Material for the task: Begin
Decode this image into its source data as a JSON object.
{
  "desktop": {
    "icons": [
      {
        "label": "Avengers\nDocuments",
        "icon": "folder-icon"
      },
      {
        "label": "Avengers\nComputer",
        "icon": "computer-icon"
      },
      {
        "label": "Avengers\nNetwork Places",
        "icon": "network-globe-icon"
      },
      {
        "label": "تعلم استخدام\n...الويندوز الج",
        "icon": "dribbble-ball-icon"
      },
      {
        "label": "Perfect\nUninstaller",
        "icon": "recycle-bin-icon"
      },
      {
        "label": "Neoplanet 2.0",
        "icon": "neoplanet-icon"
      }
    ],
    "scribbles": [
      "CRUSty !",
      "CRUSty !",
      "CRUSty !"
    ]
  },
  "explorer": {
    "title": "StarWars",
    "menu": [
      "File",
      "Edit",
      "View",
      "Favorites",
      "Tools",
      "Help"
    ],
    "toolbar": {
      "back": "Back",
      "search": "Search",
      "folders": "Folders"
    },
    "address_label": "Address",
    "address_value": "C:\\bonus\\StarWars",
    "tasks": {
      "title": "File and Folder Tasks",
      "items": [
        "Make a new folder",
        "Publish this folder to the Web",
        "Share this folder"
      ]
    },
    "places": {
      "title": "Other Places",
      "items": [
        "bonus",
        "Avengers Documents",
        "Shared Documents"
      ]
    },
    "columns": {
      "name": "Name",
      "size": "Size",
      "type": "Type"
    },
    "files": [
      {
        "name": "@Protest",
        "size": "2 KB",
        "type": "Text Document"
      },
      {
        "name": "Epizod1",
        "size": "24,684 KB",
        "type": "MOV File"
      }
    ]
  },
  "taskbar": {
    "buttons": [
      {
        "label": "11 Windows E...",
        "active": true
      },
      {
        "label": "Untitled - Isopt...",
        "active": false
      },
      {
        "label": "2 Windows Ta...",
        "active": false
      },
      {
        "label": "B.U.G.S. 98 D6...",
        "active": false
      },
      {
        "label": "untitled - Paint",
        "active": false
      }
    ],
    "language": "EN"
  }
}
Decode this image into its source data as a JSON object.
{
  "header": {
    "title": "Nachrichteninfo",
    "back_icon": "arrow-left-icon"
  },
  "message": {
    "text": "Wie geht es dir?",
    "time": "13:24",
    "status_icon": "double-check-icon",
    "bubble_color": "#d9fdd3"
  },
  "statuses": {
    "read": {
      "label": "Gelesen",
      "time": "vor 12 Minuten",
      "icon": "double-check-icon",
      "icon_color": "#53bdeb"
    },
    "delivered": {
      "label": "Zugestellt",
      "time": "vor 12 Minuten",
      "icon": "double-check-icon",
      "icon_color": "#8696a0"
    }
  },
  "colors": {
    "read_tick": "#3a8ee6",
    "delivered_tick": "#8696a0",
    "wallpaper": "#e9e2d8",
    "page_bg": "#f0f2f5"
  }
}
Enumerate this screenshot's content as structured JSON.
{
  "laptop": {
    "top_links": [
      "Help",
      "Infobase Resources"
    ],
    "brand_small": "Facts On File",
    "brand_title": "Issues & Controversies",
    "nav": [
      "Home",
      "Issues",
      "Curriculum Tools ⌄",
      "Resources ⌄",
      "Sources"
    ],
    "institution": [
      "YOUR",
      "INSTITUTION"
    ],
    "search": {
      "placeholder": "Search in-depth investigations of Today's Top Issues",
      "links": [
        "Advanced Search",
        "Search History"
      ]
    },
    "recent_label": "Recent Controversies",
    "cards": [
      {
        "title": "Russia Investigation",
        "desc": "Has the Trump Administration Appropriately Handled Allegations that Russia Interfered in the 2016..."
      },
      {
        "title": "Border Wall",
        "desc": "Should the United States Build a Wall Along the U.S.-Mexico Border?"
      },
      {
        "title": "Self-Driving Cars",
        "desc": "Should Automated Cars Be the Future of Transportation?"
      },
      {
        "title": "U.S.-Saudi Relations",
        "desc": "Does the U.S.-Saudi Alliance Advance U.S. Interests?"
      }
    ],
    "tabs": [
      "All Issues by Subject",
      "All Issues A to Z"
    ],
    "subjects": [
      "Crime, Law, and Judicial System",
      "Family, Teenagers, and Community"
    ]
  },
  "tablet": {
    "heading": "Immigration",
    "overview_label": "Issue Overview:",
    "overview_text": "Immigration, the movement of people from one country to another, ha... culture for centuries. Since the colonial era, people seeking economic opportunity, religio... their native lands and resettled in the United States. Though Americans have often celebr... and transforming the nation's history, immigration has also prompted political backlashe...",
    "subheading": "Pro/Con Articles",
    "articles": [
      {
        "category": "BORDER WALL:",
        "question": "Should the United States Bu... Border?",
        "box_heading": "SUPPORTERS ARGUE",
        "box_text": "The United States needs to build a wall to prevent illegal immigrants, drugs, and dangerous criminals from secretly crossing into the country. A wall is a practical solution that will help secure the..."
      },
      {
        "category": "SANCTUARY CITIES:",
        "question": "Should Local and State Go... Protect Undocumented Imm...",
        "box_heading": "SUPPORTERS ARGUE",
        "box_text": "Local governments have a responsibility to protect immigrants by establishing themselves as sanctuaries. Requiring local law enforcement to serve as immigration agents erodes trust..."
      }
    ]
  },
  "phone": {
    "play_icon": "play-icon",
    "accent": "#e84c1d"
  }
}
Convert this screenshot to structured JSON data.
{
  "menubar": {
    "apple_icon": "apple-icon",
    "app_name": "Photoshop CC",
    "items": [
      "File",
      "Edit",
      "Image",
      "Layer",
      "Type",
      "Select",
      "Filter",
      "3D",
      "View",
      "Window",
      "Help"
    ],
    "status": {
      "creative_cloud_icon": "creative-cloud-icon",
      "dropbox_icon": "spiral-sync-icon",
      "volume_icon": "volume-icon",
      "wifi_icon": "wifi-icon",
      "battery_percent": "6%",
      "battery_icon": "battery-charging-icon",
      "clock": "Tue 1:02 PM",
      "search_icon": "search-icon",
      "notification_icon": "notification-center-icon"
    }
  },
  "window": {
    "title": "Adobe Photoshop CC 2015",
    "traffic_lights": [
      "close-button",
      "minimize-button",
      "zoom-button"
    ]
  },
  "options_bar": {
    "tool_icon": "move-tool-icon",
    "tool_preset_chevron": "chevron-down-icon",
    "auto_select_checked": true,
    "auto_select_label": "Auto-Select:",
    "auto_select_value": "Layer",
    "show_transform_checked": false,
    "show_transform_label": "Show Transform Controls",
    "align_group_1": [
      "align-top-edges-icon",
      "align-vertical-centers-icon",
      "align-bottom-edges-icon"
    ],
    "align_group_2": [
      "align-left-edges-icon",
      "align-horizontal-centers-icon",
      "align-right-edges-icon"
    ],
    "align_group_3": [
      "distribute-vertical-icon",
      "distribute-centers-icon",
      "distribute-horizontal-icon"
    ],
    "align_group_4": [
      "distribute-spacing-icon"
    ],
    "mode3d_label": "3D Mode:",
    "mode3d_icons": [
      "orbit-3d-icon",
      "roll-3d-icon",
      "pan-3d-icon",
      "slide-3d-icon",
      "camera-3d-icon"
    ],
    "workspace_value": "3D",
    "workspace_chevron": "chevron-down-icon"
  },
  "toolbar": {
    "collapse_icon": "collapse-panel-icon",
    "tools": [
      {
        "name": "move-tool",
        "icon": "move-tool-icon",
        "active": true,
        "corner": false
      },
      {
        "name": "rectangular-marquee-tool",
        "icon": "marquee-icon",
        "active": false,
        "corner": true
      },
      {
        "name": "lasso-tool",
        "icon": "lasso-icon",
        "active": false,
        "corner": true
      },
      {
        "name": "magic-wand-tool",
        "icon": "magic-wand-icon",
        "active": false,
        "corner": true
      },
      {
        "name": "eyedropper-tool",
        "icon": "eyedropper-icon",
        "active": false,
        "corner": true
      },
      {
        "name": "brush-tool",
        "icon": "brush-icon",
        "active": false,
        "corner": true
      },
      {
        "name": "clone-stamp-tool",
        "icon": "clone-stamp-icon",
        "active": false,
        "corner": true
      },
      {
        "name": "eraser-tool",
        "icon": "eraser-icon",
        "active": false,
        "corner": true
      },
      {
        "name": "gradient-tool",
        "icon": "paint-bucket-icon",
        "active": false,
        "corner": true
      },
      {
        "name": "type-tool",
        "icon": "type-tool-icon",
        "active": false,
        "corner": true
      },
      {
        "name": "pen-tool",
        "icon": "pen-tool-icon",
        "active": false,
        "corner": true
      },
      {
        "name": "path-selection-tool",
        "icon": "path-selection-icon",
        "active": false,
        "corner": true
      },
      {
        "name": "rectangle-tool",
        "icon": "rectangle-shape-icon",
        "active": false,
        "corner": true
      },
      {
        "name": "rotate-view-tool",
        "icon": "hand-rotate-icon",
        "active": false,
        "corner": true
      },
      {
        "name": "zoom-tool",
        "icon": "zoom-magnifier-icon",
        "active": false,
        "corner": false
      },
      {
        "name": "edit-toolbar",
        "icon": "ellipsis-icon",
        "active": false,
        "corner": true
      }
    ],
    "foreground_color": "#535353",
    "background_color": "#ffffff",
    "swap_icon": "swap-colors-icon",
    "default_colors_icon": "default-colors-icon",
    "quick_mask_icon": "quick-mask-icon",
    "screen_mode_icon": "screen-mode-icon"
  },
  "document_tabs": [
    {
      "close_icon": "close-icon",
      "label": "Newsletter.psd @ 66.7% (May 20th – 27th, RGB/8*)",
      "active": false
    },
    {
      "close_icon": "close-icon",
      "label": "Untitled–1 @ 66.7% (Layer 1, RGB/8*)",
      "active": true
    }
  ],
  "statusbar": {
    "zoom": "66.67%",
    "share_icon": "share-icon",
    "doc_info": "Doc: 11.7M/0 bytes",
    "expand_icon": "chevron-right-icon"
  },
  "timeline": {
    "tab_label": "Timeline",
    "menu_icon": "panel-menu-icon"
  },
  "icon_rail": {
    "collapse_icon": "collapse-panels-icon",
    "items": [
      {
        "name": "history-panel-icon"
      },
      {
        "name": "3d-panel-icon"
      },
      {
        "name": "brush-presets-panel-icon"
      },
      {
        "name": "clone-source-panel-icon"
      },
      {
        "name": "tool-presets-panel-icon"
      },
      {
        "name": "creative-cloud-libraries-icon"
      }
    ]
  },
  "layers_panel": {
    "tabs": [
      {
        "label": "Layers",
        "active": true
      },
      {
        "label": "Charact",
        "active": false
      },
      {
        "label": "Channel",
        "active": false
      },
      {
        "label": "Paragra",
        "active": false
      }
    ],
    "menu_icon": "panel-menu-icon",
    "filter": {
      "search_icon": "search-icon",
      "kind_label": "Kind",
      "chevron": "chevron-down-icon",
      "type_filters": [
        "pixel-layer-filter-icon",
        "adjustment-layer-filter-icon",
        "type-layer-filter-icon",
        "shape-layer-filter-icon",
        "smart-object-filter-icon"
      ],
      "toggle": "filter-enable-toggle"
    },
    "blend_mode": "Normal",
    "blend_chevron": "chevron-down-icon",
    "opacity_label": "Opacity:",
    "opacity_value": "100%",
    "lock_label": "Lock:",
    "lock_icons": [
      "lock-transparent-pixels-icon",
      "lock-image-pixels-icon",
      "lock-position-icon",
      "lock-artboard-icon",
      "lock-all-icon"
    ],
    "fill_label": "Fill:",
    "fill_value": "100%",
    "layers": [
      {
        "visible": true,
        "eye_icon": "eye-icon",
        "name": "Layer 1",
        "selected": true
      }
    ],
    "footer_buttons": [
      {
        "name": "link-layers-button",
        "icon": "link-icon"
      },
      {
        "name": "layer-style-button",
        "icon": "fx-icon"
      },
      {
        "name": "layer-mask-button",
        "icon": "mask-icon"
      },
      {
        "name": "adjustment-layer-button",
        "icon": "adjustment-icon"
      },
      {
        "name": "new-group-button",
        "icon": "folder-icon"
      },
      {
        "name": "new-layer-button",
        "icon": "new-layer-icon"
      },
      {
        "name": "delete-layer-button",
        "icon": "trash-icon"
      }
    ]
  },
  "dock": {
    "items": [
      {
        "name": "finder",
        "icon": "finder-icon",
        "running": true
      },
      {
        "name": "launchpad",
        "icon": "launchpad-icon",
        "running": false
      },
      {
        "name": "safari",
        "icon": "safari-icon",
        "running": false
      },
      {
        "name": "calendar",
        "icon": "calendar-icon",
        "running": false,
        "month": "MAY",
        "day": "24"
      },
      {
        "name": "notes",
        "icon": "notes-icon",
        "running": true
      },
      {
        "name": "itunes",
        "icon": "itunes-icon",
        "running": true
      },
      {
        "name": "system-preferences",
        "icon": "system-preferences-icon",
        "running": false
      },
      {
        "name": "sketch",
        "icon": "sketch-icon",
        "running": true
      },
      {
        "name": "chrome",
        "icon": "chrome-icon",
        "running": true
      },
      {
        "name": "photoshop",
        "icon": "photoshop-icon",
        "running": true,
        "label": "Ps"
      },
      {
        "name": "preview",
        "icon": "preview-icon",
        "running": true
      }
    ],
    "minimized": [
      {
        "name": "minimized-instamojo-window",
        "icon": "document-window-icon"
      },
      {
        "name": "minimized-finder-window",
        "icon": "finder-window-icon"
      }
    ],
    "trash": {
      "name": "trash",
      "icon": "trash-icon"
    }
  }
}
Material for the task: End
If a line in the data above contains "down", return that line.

> [Response area]
    "tool_preset_chevron": "chevron-down-icon",
    "workspace_chevron": "chevron-down-icon"
      "chevron": "chevron-down-icon",
    "blend_chevron": "chevron-down-icon",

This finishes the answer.